With schedules and other details for all its 2020 series having been announced at the Total 24 Hours of Spa in July, at the SRO prize giving gala in Las Vegas in October and in the time since, there were few surprises to be revealed at SRO America’s annual State of the Sport conference at the Performance Racing Industry trade show in Indianapolis on Thursday. There were, however, some interesting facts and figures to absorb, including average car counts for SRO worldwide that included 25 GT3 cars, 29 GT4s and 40 Touring Cars.
Those Touring Car numbers are solely for SRO America, as the category exists, for now, only in America as far as SRO is concerned; that will change in 2021 as the category expands to Europe. While GT4 numbers are good compared to the global average, the GT3 numbers for SRO America show some weakness.
Car counts aside, people are watching and responding. The series claims 796 million impressions worldwide, including 478 million social media impressions and a 3000-percent increase in livestream viewers thanks to worldwide SRO integration. For 2020, there will be 200 hours of TV coverage on CBS Sports Network.
Procedurally, the series promises additional Thursday test days, simplified prize money, and the presence of the deluxe GT Paddock Club at all events. GT Sports Club America, encompassing bronze drivers in GT2 and GT3, and including allowances for older GT3 cars, will make its debut at Virginia International Raceway next season with a three-class structure in a single-driver, sprint format.
The series and competitors will get their initial taste of GT Sports Club with the first of three Winter Invitational races happening this weekend at The Thermal Club near Palm Springs, Calif.
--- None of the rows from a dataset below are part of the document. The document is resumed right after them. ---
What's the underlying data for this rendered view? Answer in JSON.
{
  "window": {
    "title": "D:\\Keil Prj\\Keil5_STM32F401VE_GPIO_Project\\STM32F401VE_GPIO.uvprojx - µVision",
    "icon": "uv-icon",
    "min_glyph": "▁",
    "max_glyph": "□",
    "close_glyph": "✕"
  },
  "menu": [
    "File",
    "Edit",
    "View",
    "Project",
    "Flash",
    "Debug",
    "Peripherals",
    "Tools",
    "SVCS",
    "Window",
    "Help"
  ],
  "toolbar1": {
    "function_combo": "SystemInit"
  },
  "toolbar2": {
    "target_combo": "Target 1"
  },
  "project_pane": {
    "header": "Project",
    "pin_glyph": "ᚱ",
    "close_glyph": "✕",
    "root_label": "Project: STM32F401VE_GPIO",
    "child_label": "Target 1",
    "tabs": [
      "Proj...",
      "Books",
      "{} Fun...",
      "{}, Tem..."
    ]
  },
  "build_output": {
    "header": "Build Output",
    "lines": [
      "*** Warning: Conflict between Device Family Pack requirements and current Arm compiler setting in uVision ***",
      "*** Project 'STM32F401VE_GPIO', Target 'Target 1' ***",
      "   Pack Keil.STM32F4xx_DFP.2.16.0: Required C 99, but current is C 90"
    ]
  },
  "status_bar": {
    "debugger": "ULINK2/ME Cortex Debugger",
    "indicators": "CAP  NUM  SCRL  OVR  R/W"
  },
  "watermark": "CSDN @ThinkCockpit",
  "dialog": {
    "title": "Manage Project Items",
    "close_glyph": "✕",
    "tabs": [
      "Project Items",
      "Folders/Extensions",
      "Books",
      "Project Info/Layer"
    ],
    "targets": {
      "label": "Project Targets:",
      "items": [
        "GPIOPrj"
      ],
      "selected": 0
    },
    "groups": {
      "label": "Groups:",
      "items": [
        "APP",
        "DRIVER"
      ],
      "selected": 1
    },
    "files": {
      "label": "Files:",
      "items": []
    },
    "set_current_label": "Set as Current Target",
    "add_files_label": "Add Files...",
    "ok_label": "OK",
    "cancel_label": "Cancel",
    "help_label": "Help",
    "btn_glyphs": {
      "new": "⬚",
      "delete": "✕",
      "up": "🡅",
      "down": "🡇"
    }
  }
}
According to SRO America President and CEO Greg Gill, that series is attracting new competitors who will sample SRO America competition for the first time.
Among the things discussed on Thursday, Gill thought something that many might find trivial to be somewhat noteworthy — the method of checking drivers’ safety gear, and whether what is necessary for SRO series worldwide is both required and practical for North America.
“The takeaway is listening to our customers, adapting to the market and then bringing something to them for customer-based racing that is beneficial,” Gill says. “An example is we were requiring each driver to come in and check everything; that’s not something that’s typically done in North America but it is done globally because we deal with a lot of language gaps in different series around the world.
“When we looked at it, we had some of our our our senior management from outside note that in the States, everybody speaks English and they know what’s going on; just have them bring the HANS device and helmet in. That just saves a tremendous amount of frustration for our drivers. That’s a specific example of: ‘Listen to our customers, respond to what’s right.’ To (SRO founder) Stephane Ratel’s point, we’re a a global organization but we act locally and do what’s right for North America.”
In a separate announcement, Honda Performance Development introduced a new, ready-to-race, factory-built race car based on the Civic Type R. Honda already had a TCR car based on the Type R, and a TCA racer based on the Civic Si, but this new car fills the gap between those two categories to take on the BMW 240iR, Nissan 370Z and Hyundai Veloster in the Touring Car category.
“The successes of Honda Racing Development’s TCA Civic Si and TCR Type R in North American touring car championship series have generated a strong interest in more ready-to-race Honda Touring Cars for North America,” said Ted Klaus, president of HPD. “With the introduction of the new Type R TC-class race car, we now offer a complete line-up of turn-key, Civic-based race cars for registered racing customers in North America.”
Aside from the standard safety equipment such as roll cage and harnesses, some of the significant modification to turn the street Type R into a race car include a high-flow front grille, a J’s Racing FRP vented hood, CSF-designed radiator and oil cooler; an HPD/Borla downpipe and turbo-back exhaust; a 6-speed manual transmission with high-strength third and fourth gears; an HPD/Cusco limited slip differential; and HPD Girodisc 2-piece front brake rotors and HPD brake inlet ducts.
Part of that announcement included the fact that the car will be available to Honda Racing Line customers, but the first team to announce that it would race the car is LA Honda World Racing, which entered the Civic Type R TCR in IMSA Michelin Pilot Cup Challenge competition this past season.
The SRO America Winter Invitational at Thermal Club continues with events in January and February. The 2020 SRO America championship season begins the first weekend in March at Circuit of The Americas.